The provisions of Proposition 47 also apply retroactively, which means a person currently serving jail time for possession with intent to sell may be able to have his or her sentence reduced retroactively, even to time served in some cases. If you’re facing criminal charges for possession with intent to sell, your first step is to contact a Riverside criminal defense attorney to learn more about your legal options under Prop 47.
In some cases, a defendant may be able to enter a drug diversion program in lieu of traditional courts. Also called drug court, these programs seek to take the load off an overwhelmed criminal justice system and help identify those who might be vulnerable to substance abuse. California drug courts can divert defendants from the traditional justice system into a system that provides counseling, treatment, and other options to those related controlled substance related charges.
Drug diversion courts can help defendants avoid the social stigma of the traditional criminal justice system. This makes re-entering society easier, as well as finding employment. Those who struggle with substance abuse can also find essential resources like rehabilitation, counseling, and learn positive coping mechanisms. An experienced criminal defense attorney like Graham Donath can help defendants explore their legal options and rely on drug diversion courts over the mainstream criminal justice system whenever possible.
In 2016, California voters also decriminalized marijuana under Proposition 64, also called the Adult Use of Marijuana Act. Under the law, anyone over the age of 21 may consume or possess up to 28.5 grams of marijuana in a private residence or any establishment that has a valid license. However, it is still unlawful to possess more than this amount, and discovery of excess amounts of marijuana may still lead to possession with intent to sell charges under California law. People may grow up to six plants for personal use in their homes, but drug possession lawyers in Riverside warn that this could lead to criminal charges. Penalties may be harsher when possession with intent to sell occurs on the grounds of a school, daycare center, or other areas where children are present.

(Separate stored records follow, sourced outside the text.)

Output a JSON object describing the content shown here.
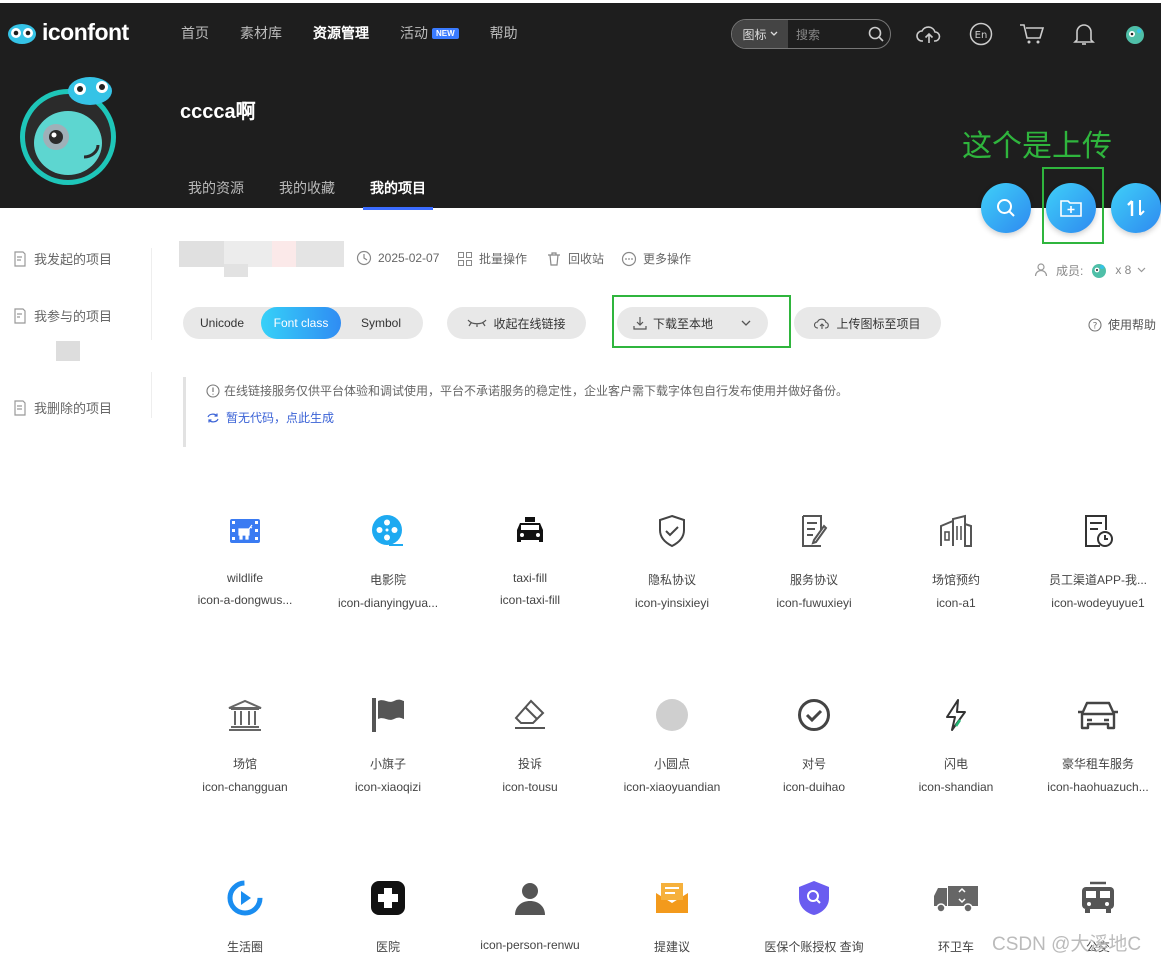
{
  "header": {
    "logo_text": "iconfont",
    "nav": [
      {
        "label": "首页",
        "active": false
      },
      {
        "label": "素材库",
        "active": false
      },
      {
        "label": "资源管理",
        "active": true
      },
      {
        "label": "活动",
        "active": false,
        "badge": "NEW"
      },
      {
        "label": "帮助",
        "active": false
      }
    ],
    "search": {
      "category": "图标",
      "placeholder": "搜索"
    }
  },
  "profile": {
    "username": "cccca啊",
    "tabs": [
      {
        "label": "我的资源",
        "active": false
      },
      {
        "label": "我的收藏",
        "active": false
      },
      {
        "label": "我的项目",
        "active": true
      }
    ]
  },
  "annotation": {
    "upload_note": "这个是上传",
    "color": "#2fb53d"
  },
  "sidebar": {
    "items": [
      {
        "label": "我发起的项目"
      },
      {
        "label": "我参与的项目"
      },
      {
        "label": "我删除的项目"
      }
    ]
  },
  "project": {
    "date": "2025-02-07",
    "batch": "批量操作",
    "recycle": "回收站",
    "more": "更多操作",
    "members_label": "成员:",
    "members_count": "x 8"
  },
  "toolbar": {
    "modes": [
      {
        "label": "Unicode",
        "active": false
      },
      {
        "label": "Font class",
        "active": true
      },
      {
        "label": "Symbol",
        "active": false
      }
    ],
    "collapse_link": "收起在线链接",
    "download": "下载至本地",
    "upload": "上传图标至项目",
    "help": "使用帮助"
  },
  "notice": {
    "text": "在线链接服务仅供平台体验和调试使用，平台不承诺服务的稳定性，企业客户需下载字体包自行发布使用并做好备份。",
    "link": "暂无代码，点此生成"
  },
  "icons": [
    {
      "name": "wildlife",
      "class": "icon-a-dongwus...",
      "glyph": "deer-icon"
    },
    {
      "name": "电影院",
      "class": "icon-dianyingyua...",
      "glyph": "film-reel-icon"
    },
    {
      "name": "taxi-fill",
      "class": "icon-taxi-fill",
      "glyph": "taxi-icon"
    },
    {
      "name": "隐私协议",
      "class": "icon-yinsixieyi",
      "glyph": "shield-check-icon"
    },
    {
      "name": "服务协议",
      "class": "icon-fuwuxieyi",
      "glyph": "document-edit-icon"
    },
    {
      "name": "场馆预约",
      "class": "icon-a1",
      "glyph": "building-icon"
    },
    {
      "name": "员工渠道APP-我...",
      "class": "icon-wodeyuyue1",
      "glyph": "document-clock-icon"
    },
    {
      "name": "场馆",
      "class": "icon-changguan",
      "glyph": "museum-icon"
    },
    {
      "name": "小旗子",
      "class": "icon-xiaoqizi",
      "glyph": "flag-icon"
    },
    {
      "name": "投诉",
      "class": "icon-tousu",
      "glyph": "eraser-icon"
    },
    {
      "name": "小圆点",
      "class": "icon-xiaoyuandian",
      "glyph": "dot-icon"
    },
    {
      "name": "对号",
      "class": "icon-duihao",
      "glyph": "check-circle-icon"
    },
    {
      "name": "闪电",
      "class": "icon-shandian",
      "glyph": "lightning-icon"
    },
    {
      "name": "豪华租车服务",
      "class": "icon-haohuazuch...",
      "glyph": "car-icon"
    },
    {
      "name": "生活圈",
      "class": "",
      "glyph": "play-circle-icon"
    },
    {
      "name": "医院",
      "class": "",
      "glyph": "hospital-cross-icon"
    },
    {
      "name": "icon-person-renwu",
      "class": "",
      "glyph": "person-icon"
    },
    {
      "name": "提建议",
      "class": "",
      "glyph": "mail-suggest-icon"
    },
    {
      "name": "医保个账授权 查询",
      "class": "",
      "glyph": "shield-search-icon"
    },
    {
      "name": "环卫车",
      "class": "",
      "glyph": "garbage-truck-icon"
    },
    {
      "name": "公交",
      "class": "",
      "glyph": "bus-icon"
    }
  ],
  "watermark": "CSDN @大溪地C"
}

If you’re facing drug-related charges like possession with intent to sell, you have options under California law. Propositions 47 and 64 fundamentally changed the way the criminal justice system handles these offenses. However, taking advantage of them requires the assistance of an attorney. Contact Riverside criminal defense attorney Graham Donath today to discuss your legal options.

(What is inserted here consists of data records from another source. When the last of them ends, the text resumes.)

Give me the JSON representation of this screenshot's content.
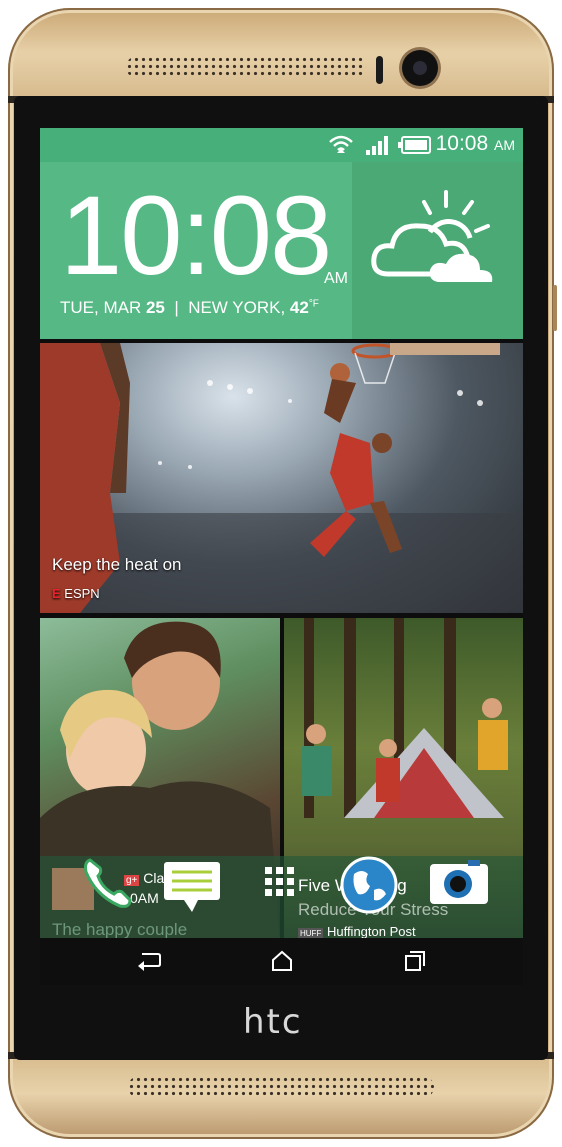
{
  "device": {
    "brand": "htc"
  },
  "status_bar": {
    "time": "10:08",
    "ampm": "AM"
  },
  "clock_widget": {
    "time": "10:08",
    "ampm": "AM",
    "day_date_prefix": "TUE, MAR ",
    "day_number": "25",
    "city": "NEW YORK, ",
    "temperature": "42",
    "unit": "°F",
    "weather_icon": "partly-cloudy-icon"
  },
  "feed": {
    "featured": {
      "caption": "Keep the heat on",
      "source": "ESPN"
    },
    "tile_left": {
      "contact": "Claire",
      "time": "0AM",
      "caption": "The happy couple"
    },
    "tile_right": {
      "headline_line1": "Five W",
      "headline_line1_end": "ing",
      "headline_line2": "Reduce Your Stress",
      "source": "Huffington Post"
    }
  },
  "dock": {
    "items": [
      {
        "icon": "phone-icon"
      },
      {
        "icon": "messages-icon"
      },
      {
        "icon": "app-drawer-icon"
      },
      {
        "icon": "browser-icon"
      },
      {
        "icon": "camera-icon"
      }
    ]
  },
  "navigation": {
    "back": "back-icon",
    "home": "home-icon",
    "recents": "recents-icon"
  },
  "colors": {
    "widget_green": "#56b985",
    "statusbar_green": "#47b07a",
    "body_gold": "#cfb17f"
  }
}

At the law offices of award-winning defense attorney Graham Donath, our Riverside drug sales lawyers’ job is to defend you so an accusation has the least negative impact possible. There are several defensible reasons why individuals may be carrying drugs at the time of their accusations. These include:
Do not destroy evidence. If you face charges of possessing drugs or intending to sell them, trying to destroy evidence could make you look suspicious and increase the charges and penalties you face. For example, destroying evidence could upgrade an alleged crime from a misdemeanor to a felony. Do not voluntarily submit to drug tests or another testing, and do not communicate with law enforcement officials unless an attorney is present. Gather any documents that might help your case, such as a written statement from your doctor testifying to the medical necessity of the drugs in question.
If you face charges of drug possession or intent to sell in Riverside or Orange County, contact our Riverside drug sales attorneys immediately. Donath is a board-certified specialist in criminal law – one of only a small number in California – and he has successfully defended many drug-related cases.